Give


ECE Seminar Series


ISTeC Distinguished Lecture in conjunction with the Electrical and Computer Engineering Department and Computer Science Department Series

Title: Cloud Computing: the dreams and the nightmares
Speaker: Dilma Da Silva
Affiliation: Department of Computer Science and Engineering, Texas A&M University
Day: Monday, March 7, 2016
Time: 11:00 am - 12:00 pm
Location: Morgan Library Event Hall

Abstract: Cloud computing has been around for many years. Ideas from innovators in industry and academia came together to make cloud technology very successful. At the same time, the new technology introduces difficult hurdles on an unprecedented scale. This talk summarizes the evolution of cloud technology from overused buzzword to an efficient way to deliver computing services and identifies the main challenges still unresolved.

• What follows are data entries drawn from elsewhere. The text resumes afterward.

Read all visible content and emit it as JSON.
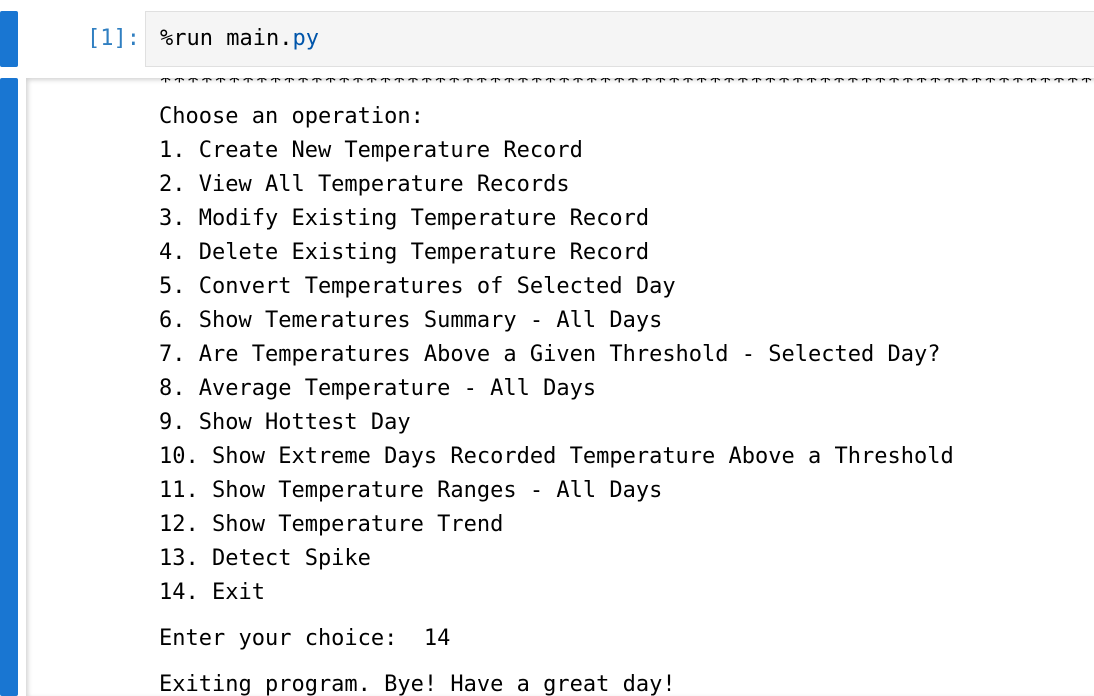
{
  "input_cell": {
    "prompt": "[1]:",
    "code_magic": "%run main",
    "code_dot": ".",
    "code_ext": "py"
  },
  "output": {
    "separator": "**********************************************************************************************",
    "heading": "Choose an operation:",
    "menu_items": [
      "1. Create New Temperature Record",
      "2. View All Temperature Records",
      "3. Modify Existing Temperature Record",
      "4. Delete Existing Temperature Record",
      "5. Convert Temperatures of Selected Day",
      "6. Show Temeratures Summary - All Days",
      "7. Are Temperatures Above a Given Threshold - Selected Day?",
      "8. Average Temperature - All Days",
      "9. Show Hottest Day",
      "10. Show Extreme Days Recorded Temperature Above a Threshold",
      "11. Show Temperature Ranges - All Days",
      "12. Show Temperature Trend",
      "13. Detect Spike",
      "14. Exit"
    ],
    "choice_prompt": "Enter your choice:  14",
    "exit_message": "Exiting program. Bye! Have a great day!"
  },
  "colors": {
    "cell_bar": "#1976d2",
    "prompt": "#307fc1",
    "editor_bg": "#f5f5f5"
  }
}
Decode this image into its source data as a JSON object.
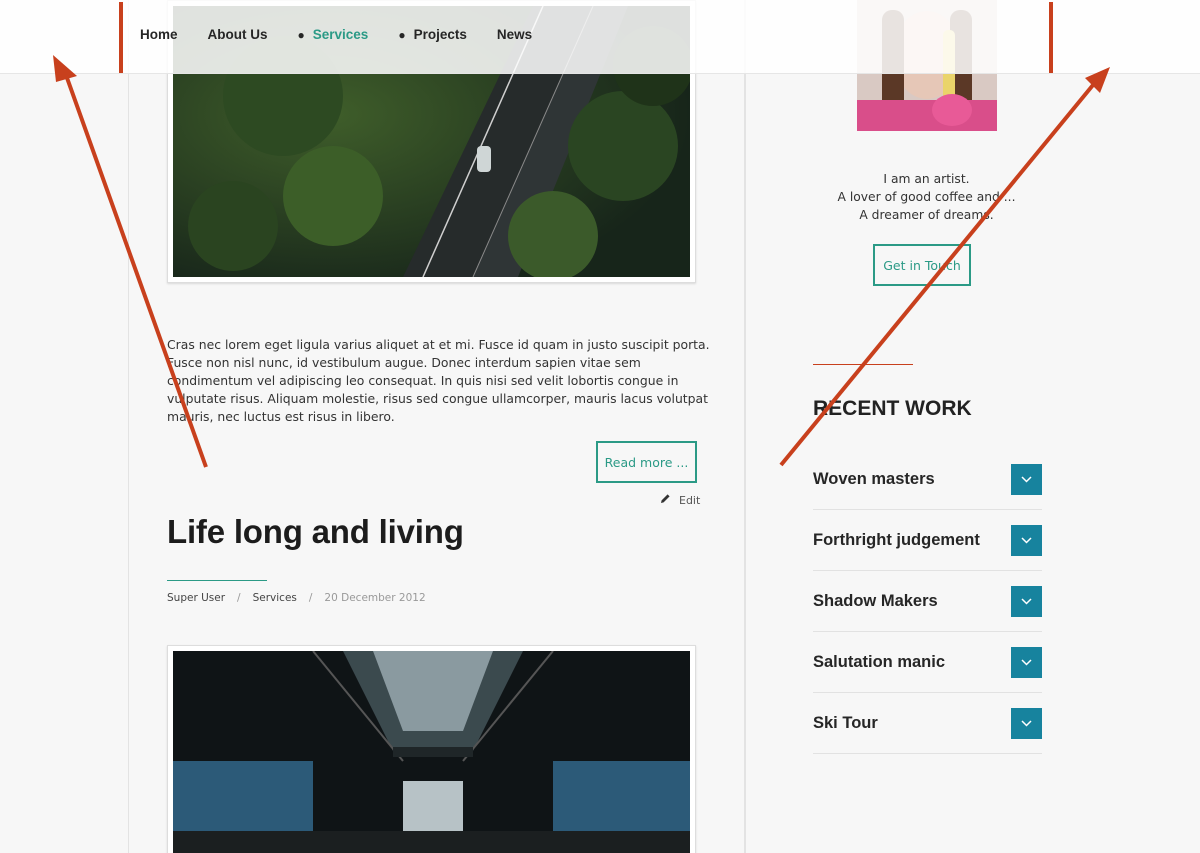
{
  "header": {
    "nav": [
      {
        "label": "Home",
        "bullet": false,
        "active": false
      },
      {
        "label": "About Us",
        "bullet": false,
        "active": false
      },
      {
        "label": "Services",
        "bullet": true,
        "active": true
      },
      {
        "label": "Projects",
        "bullet": true,
        "active": false
      },
      {
        "label": "News",
        "bullet": false,
        "active": false
      }
    ]
  },
  "article1": {
    "body": "Cras nec lorem eget ligula varius aliquet at et mi. Fusce id quam in justo suscipit porta. Fusce non nisl nunc, id vestibulum augue. Donec interdum sapien vitae sem condimentum vel adipiscing leo consequat. In quis nisi sed velit lobortis congue in vulputate risus. Aliquam molestie, risus sed congue ullamcorper, mauris lacus volutpat mauris, nec luctus est risus in libero.",
    "read_more": "Read more ...",
    "edit": "Edit"
  },
  "article2": {
    "title": "Life long and living",
    "author": "Super User",
    "category": "Services",
    "date": "20 December 2012"
  },
  "sidebar": {
    "bio": [
      "I am an artist.",
      "A lover of good coffee and ...",
      "A dreamer of dreams."
    ],
    "contact_button": "Get in Touch",
    "recent_title": "RECENT WORK",
    "recent": [
      "Woven masters",
      "Forthright judgement",
      "Shadow Makers",
      "Salutation manic",
      "Ski Tour"
    ]
  },
  "colors": {
    "accent_teal": "#2b9a86",
    "accent_red": "#c8401d",
    "toggle_blue": "#17839e"
  }
}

Bio: Dilma Da Silva joined the Department of Computer Science and Engineering at Texas A&M University as its new department head on August 2014. Her primary research interests are cloud computing, operating systems, distributed computing, and high-end computing. Prior to joining Texas A&M, she worked at Qualcomm Research in California (2012-2014), IBM Thomas J. Watson Research Center in New York (2000-2012) and the University of Sao Paulo in Brazil (1996-2000). Da Silva is an ACM Distinguished Scientist, a member of the board of CRA-W (Computer Research Association's Committee on the Status of Women in Computing Research), member of CDC (Coalition for Diversifying Computing), co-founder of the Latinas in Computing group, and an event liaison with USENIX. She served as an officer at ACM SIGOPS from 2011 to 2015. She currently chairs the ACM Senior Award Committee. Da Silva is a very active member of her research community. She has chaired 27 scientific conferences and participated in 100+ program committees. She has published 72 articles in journals, books, refereed conferences and workshops, filed 15 patents, served on more than 30 thesis committees, and has had dozens of mentees, from middle school students to post-doctoral researchers. Da Silva received her doctoral degree in computer science from Georgia Tech in 1997 and her bachelorís and masterís degrees from the University of S„o Paulo, Brazil. Besides pursuing her passion for computing, she spends time reading novels, knitting, and keeping in touch with her friends across 8 time zones.